Exercise input: Begin
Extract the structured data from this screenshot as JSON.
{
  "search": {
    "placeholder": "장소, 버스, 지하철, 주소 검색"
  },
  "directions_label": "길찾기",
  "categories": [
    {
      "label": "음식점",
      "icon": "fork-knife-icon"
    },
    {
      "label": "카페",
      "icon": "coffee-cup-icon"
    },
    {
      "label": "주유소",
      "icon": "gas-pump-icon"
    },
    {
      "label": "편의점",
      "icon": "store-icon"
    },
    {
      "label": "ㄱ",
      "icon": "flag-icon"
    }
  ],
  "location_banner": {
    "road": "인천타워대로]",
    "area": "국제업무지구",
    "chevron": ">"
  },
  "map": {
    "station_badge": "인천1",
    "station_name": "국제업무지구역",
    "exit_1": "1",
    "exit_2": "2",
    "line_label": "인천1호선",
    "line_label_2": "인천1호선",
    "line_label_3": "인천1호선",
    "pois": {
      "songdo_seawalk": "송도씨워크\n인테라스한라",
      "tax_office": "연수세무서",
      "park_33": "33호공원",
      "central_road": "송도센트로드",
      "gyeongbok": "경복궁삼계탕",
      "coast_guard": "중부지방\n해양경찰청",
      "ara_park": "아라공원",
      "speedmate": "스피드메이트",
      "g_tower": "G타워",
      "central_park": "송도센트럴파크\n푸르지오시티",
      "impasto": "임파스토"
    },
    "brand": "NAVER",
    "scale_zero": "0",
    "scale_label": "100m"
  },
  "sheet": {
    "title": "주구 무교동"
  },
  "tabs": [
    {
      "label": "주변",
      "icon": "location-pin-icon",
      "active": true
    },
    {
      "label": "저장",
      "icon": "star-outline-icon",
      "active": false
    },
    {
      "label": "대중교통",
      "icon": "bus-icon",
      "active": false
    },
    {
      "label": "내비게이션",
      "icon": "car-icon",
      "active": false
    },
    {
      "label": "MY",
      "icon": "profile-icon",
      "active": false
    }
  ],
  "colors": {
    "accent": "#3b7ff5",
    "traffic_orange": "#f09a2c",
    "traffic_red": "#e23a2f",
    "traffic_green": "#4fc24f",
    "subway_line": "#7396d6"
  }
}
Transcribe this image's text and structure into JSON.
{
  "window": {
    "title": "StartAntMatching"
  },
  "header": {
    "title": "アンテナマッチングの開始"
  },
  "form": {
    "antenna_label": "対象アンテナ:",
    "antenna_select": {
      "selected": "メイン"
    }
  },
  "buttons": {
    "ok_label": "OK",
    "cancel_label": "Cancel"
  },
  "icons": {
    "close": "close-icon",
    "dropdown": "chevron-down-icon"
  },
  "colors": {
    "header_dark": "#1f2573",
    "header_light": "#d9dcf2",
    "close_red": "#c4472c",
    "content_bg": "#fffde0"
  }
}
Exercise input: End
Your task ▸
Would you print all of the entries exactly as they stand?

Problem solution ▸
Extract the structured data from this screenshot as JSON.
{
  "search": {
    "placeholder": "장소, 버스, 지하철, 주소 검색"
  },
  "directions_label": "길찾기",
  "categories": [
    {
      "label": "음식점",
      "icon": "fork-knife-icon"
    },
    {
      "label": "카페",
      "icon": "coffee-cup-icon"
    },
    {
      "label": "주유소",
      "icon": "gas-pump-icon"
    },
    {
      "label": "편의점",
      "icon": "store-icon"
    },
    {
      "label": "ㄱ",
      "icon": "flag-icon"
    }
  ],
  "location_banner": {
    "road": "인천타워대로]",
    "area": "국제업무지구",
    "chevron": ">"
  },
  "map": {
    "station_badge": "인천1",
    "station_name": "국제업무지구역",
    "exit_1": "1",
    "exit_2": "2",
    "line_label": "인천1호선",
    "line_label_2": "인천1호선",
    "line_label_3": "인천1호선",
    "pois": {
      "songdo_seawalk": "송도씨워크\n인테라스한라",
      "tax_office": "연수세무서",
      "park_33": "33호공원",
      "central_road": "송도센트로드",
      "gyeongbok": "경복궁삼계탕",
      "coast_guard": "중부지방\n해양경찰청",
      "ara_park": "아라공원",
      "speedmate": "스피드메이트",
      "g_tower": "G타워",
      "central_park": "송도센트럴파크\n푸르지오시티",
      "impasto": "임파스토"
    },
    "brand": "NAVER",
    "scale_zero": "0",
    "scale_label": "100m"
  },
  "sheet": {
    "title": "주구 무교동"
  },
  "tabs": [
    {
      "label": "주변",
      "icon": "location-pin-icon",
      "active": true
    },
    {
      "label": "저장",
      "icon": "star-outline-icon",
      "active": false
    },
    {
      "label": "대중교통",
      "icon": "bus-icon",
      "active": false
    },
    {
      "label": "내비게이션",
      "icon": "car-icon",
      "active": false
    },
    {
      "label": "MY",
      "icon": "profile-icon",
      "active": false
    }
  ],
  "colors": {
    "accent": "#3b7ff5",
    "traffic_orange": "#f09a2c",
    "traffic_red": "#e23a2f",
    "traffic_green": "#4fc24f",
    "subway_line": "#7396d6"
  }
}
Transcribe this image's text and structure into JSON.
{
  "window": {
    "title": "StartAntMatching"
  },
  "header": {
    "title": "アンテナマッチングの開始"
  },
  "form": {
    "antenna_label": "対象アンテナ:",
    "antenna_select": {
      "selected": "メイン"
    }
  },
  "buttons": {
    "ok_label": "OK",
    "cancel_label": "Cancel"
  },
  "icons": {
    "close": "close-icon",
    "dropdown": "chevron-down-icon"
  },
  "colors": {
    "header_dark": "#1f2573",
    "header_light": "#d9dcf2",
    "close_red": "#c4472c",
    "content_bg": "#fffde0"
  }
}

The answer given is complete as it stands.